One of our favorite books is Why the Village Movement by Gandhian philosopher and economist J. C. Kumarappa. We turn to it again and again to be reminded of core principles for keeping economic transactions local.
Kumarappa’s works are now out of print, but we are lucky to have copies here at the Schumacher Center Library. You might find them through a used book search at your independent neighborhood bookstore.
As you are planning your holiday shopping, we share the following excerpt from his chapter on “The Role of Women” written in 1936 and imagining the women of rural villages of India.
Often buyers are only concerned with satisfying their own requirements as near as possible and as cheaply as they can. This way of going about the business is to shirk one’s duties. What are the duties of an effective consumer or buyer?
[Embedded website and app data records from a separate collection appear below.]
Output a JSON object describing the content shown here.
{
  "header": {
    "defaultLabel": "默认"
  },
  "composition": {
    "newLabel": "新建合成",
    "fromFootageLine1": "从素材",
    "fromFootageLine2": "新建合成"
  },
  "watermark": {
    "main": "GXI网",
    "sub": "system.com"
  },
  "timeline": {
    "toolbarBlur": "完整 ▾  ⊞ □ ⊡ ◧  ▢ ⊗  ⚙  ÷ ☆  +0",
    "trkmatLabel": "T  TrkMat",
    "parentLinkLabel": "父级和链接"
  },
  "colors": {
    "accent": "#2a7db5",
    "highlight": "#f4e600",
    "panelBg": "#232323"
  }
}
When buying an article of everyday use one has to take account of the full repercussions of one’s transaction.
1) One should know where the article comes from,
2) Who makes the article?
3) Under what conditions do the workers live and work?
4) What proportions of the final price do they get as wages?
5) How is the rest of the money distributed?
6) How is the article produced?
7) How does the industry fit into the national economy?
8) What relation has it to the other nations?
If the buyer has to make her influence felt, the further afield she goes for her goods, the less will be the power of her influence at such distance, the less the chances of her information on various points raised being accurate, and the less will be her personal interest. If the goods come from a source which may be tainted with exploitation, either of sweat labor or of the political, financial or economic hold over other nations, or classes, or races, then the buyer of such goods will be a party to such exploitation, just as a person who buys stolen articles from a “chore bazar” creates a market for stolen goods and thus will be encouraging the art of stealing. Therefore, any one who buys goods indiscriminately is not discharging her full responsibility when the sole criterion of her buying is merely the low price or the good quality of the goods. Hence, we should buy goods only from sources from which full information is readily available and which source can be brought under our influence; otherwise we shall have to shoulder a share of the blame for sweat labour, political slavery, or economic stranglehold. We cannot absolve ourselves of the all blame by merely pleading ignorance in regard to the source.
If the raw materials for making cocoa are obtained from plantations on the West coast of Africa which use some form of forced native labour, are carried by vessels on sea routes monopolised or controlled by violence, manufactured in England with sweated labour and brought to India under favorable customs duties enforced by political power, then a buyer of a tin of cocoa patronises the forced labour conditions in the West coast of Africa, utilizes the navy and so partakes in violence, gains by the low wages or bad conditions of the workers in England and takes advantage of the political subjection of India. All this responsibility and more also is put into a little tin of cocoa!
Are we prepared to shoulder this grave responsibility and pander to our palate or shall we content ourselves with a cup of nutritious milk drawn from a well-kept cow at our door? These considerations are not far-fetched but actual. Anyone who looks on life seriously and as a trustee cannot afford to ignore these far reaching consequences of her actions.